**What you will do:** Could you filter the records below down to the lines that include the word "KTAN"?

**Provided records:**
════════════════

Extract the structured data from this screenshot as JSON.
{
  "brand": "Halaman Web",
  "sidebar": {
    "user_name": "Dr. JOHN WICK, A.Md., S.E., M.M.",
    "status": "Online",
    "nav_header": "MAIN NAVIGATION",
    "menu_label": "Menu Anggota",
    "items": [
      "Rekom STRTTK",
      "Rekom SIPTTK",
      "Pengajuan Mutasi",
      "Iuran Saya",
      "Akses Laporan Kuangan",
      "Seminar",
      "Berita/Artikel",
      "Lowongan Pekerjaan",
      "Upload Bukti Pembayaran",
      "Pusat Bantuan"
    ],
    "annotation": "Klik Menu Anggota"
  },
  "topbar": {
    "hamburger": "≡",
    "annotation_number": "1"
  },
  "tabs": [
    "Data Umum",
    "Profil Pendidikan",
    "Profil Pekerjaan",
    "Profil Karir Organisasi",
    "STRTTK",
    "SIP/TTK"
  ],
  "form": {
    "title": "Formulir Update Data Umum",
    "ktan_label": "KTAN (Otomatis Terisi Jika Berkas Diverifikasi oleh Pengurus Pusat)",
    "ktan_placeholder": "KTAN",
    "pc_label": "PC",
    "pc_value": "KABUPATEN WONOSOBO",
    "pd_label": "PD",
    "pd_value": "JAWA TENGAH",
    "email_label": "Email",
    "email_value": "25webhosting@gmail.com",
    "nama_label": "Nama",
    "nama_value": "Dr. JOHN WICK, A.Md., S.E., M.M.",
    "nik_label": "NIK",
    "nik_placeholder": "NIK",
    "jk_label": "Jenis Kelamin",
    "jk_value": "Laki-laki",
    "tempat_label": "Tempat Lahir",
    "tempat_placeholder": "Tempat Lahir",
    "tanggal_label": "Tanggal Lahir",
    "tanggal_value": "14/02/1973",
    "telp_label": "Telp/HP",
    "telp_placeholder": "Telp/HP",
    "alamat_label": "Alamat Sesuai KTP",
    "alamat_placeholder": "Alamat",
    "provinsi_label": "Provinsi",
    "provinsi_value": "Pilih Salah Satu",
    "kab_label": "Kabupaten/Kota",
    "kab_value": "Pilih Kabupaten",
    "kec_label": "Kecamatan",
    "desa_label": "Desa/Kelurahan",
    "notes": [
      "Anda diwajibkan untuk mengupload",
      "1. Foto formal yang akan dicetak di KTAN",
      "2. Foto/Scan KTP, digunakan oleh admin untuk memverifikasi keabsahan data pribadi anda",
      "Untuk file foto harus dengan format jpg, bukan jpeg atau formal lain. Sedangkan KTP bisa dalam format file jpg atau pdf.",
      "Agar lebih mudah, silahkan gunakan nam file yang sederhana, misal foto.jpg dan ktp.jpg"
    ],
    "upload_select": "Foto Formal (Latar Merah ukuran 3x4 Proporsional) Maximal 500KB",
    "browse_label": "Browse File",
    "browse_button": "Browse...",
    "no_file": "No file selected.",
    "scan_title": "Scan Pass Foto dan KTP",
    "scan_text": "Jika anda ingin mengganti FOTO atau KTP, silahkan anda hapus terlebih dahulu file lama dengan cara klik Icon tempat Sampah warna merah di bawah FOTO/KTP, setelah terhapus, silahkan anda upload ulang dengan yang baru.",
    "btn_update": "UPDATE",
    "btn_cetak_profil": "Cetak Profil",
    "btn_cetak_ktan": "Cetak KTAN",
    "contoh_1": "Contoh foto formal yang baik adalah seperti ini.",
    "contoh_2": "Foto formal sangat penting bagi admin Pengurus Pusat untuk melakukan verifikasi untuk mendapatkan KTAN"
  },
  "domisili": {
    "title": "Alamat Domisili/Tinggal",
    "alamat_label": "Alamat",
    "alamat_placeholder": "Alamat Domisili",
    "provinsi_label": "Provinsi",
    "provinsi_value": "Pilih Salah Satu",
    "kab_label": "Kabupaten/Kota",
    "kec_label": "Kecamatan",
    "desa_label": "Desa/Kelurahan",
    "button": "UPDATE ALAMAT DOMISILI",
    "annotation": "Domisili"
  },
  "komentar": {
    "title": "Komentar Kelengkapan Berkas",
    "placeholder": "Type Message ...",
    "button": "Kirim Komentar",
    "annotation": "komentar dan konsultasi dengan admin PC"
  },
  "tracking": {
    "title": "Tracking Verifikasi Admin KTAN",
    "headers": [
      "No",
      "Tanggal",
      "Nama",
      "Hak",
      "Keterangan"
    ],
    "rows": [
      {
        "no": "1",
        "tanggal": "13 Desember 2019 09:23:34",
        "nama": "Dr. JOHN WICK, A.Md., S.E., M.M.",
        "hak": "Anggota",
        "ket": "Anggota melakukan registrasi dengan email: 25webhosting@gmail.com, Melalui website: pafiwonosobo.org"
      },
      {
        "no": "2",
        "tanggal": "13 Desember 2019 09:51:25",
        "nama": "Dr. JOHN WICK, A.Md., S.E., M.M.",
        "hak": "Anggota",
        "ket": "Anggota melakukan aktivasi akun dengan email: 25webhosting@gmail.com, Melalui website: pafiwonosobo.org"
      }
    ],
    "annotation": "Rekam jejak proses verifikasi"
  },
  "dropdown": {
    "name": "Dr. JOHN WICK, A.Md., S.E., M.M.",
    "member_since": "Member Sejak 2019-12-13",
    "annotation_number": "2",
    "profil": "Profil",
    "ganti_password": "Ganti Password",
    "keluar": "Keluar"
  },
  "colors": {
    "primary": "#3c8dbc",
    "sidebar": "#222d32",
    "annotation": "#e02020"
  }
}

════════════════

**Expected output:**
    "ktan_label": "KTAN (Otomatis Terisi Jika Berkas Diverifikasi oleh Pengurus Pusat)",
    "ktan_placeholder": "KTAN",
      "1. Foto formal yang akan dicetak di KTAN",
    "btn_cetak_ktan": "Cetak KTAN",
    "contoh_2": "Foto formal sangat penting bagi admin Pengurus Pusat untuk melakukan verifikasi untuk mendapatkan KTAN"
    "title": "Tracking Verifikasi Admin KTAN",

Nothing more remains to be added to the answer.